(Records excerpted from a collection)

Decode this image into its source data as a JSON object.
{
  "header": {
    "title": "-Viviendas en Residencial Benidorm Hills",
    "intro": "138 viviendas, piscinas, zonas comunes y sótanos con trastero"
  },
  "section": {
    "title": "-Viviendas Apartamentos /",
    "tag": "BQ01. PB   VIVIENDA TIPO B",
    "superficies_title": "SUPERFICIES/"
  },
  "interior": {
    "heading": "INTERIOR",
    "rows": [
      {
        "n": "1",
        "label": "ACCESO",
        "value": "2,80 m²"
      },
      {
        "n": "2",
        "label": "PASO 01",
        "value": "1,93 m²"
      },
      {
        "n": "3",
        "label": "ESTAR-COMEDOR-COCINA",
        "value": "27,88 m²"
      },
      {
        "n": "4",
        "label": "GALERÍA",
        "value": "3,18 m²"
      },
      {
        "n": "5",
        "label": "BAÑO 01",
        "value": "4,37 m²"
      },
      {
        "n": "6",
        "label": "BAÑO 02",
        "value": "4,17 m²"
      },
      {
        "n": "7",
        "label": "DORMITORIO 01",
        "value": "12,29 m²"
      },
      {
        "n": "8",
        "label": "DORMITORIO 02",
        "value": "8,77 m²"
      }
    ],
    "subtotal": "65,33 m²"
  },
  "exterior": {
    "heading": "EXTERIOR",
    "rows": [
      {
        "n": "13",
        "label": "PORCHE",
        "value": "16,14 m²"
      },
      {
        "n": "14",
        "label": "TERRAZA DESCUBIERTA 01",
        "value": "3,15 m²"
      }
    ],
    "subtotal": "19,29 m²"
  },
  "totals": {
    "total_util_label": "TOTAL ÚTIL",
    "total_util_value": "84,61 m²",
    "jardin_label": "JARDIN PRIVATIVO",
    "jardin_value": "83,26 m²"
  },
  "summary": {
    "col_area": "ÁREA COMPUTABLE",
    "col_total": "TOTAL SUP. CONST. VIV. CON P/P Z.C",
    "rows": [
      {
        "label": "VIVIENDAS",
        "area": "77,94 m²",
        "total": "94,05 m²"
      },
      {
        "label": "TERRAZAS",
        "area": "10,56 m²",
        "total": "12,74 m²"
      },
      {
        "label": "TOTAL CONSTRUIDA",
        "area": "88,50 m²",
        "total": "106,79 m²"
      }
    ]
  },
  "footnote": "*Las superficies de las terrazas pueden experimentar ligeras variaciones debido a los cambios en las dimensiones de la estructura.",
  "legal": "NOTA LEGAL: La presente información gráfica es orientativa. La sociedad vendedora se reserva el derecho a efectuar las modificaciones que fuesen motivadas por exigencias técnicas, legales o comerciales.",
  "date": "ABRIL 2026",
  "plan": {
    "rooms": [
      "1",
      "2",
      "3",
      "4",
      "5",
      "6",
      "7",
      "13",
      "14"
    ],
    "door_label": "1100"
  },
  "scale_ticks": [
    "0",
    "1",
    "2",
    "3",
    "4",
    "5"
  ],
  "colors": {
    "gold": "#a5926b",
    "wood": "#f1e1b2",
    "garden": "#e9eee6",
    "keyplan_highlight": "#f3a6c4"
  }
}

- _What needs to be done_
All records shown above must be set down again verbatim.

- _Solution for this task_
Decode this image into its source data as a JSON object.
{
  "header": {
    "title": "-Viviendas en Residencial Benidorm Hills",
    "intro": "138 viviendas, piscinas, zonas comunes y sótanos con trastero"
  },
  "section": {
    "title": "-Viviendas Apartamentos /",
    "tag": "BQ01. PB   VIVIENDA TIPO B",
    "superficies_title": "SUPERFICIES/"
  },
  "interior": {
    "heading": "INTERIOR",
    "rows": [
      {
        "n": "1",
        "label": "ACCESO",
        "value": "2,80 m²"
      },
      {
        "n": "2",
        "label": "PASO 01",
        "value": "1,93 m²"
      },
      {
        "n": "3",
        "label": "ESTAR-COMEDOR-COCINA",
        "value": "27,88 m²"
      },
      {
        "n": "4",
        "label": "GALERÍA",
        "value": "3,18 m²"
      },
      {
        "n": "5",
        "label": "BAÑO 01",
        "value": "4,37 m²"
      },
      {
        "n": "6",
        "label": "BAÑO 02",
        "value": "4,17 m²"
      },
      {
        "n": "7",
        "label": "DORMITORIO 01",
        "value": "12,29 m²"
      },
      {
        "n": "8",
        "label": "DORMITORIO 02",
        "value": "8,77 m²"
      }
    ],
    "subtotal": "65,33 m²"
  },
  "exterior": {
    "heading": "EXTERIOR",
    "rows": [
      {
        "n": "13",
        "label": "PORCHE",
        "value": "16,14 m²"
      },
      {
        "n": "14",
        "label": "TERRAZA DESCUBIERTA 01",
        "value": "3,15 m²"
      }
    ],
    "subtotal": "19,29 m²"
  },
  "totals": {
    "total_util_label": "TOTAL ÚTIL",
    "total_util_value": "84,61 m²",
    "jardin_label": "JARDIN PRIVATIVO",
    "jardin_value": "83,26 m²"
  },
  "summary": {
    "col_area": "ÁREA COMPUTABLE",
    "col_total": "TOTAL SUP. CONST. VIV. CON P/P Z.C",
    "rows": [
      {
        "label": "VIVIENDAS",
        "area": "77,94 m²",
        "total": "94,05 m²"
      },
      {
        "label": "TERRAZAS",
        "area": "10,56 m²",
        "total": "12,74 m²"
      },
      {
        "label": "TOTAL CONSTRUIDA",
        "area": "88,50 m²",
        "total": "106,79 m²"
      }
    ]
  },
  "footnote": "*Las superficies de las terrazas pueden experimentar ligeras variaciones debido a los cambios en las dimensiones de la estructura.",
  "legal": "NOTA LEGAL: La presente información gráfica es orientativa. La sociedad vendedora se reserva el derecho a efectuar las modificaciones que fuesen motivadas por exigencias técnicas, legales o comerciales.",
  "date": "ABRIL 2026",
  "plan": {
    "rooms": [
      "1",
      "2",
      "3",
      "4",
      "5",
      "6",
      "7",
      "13",
      "14"
    ],
    "door_label": "1100"
  },
  "scale_ticks": [
    "0",
    "1",
    "2",
    "3",
    "4",
    "5"
  ],
  "colors": {
    "gold": "#a5926b",
    "wood": "#f1e1b2",
    "garden": "#e9eee6",
    "keyplan_highlight": "#f3a6c4"
  }
}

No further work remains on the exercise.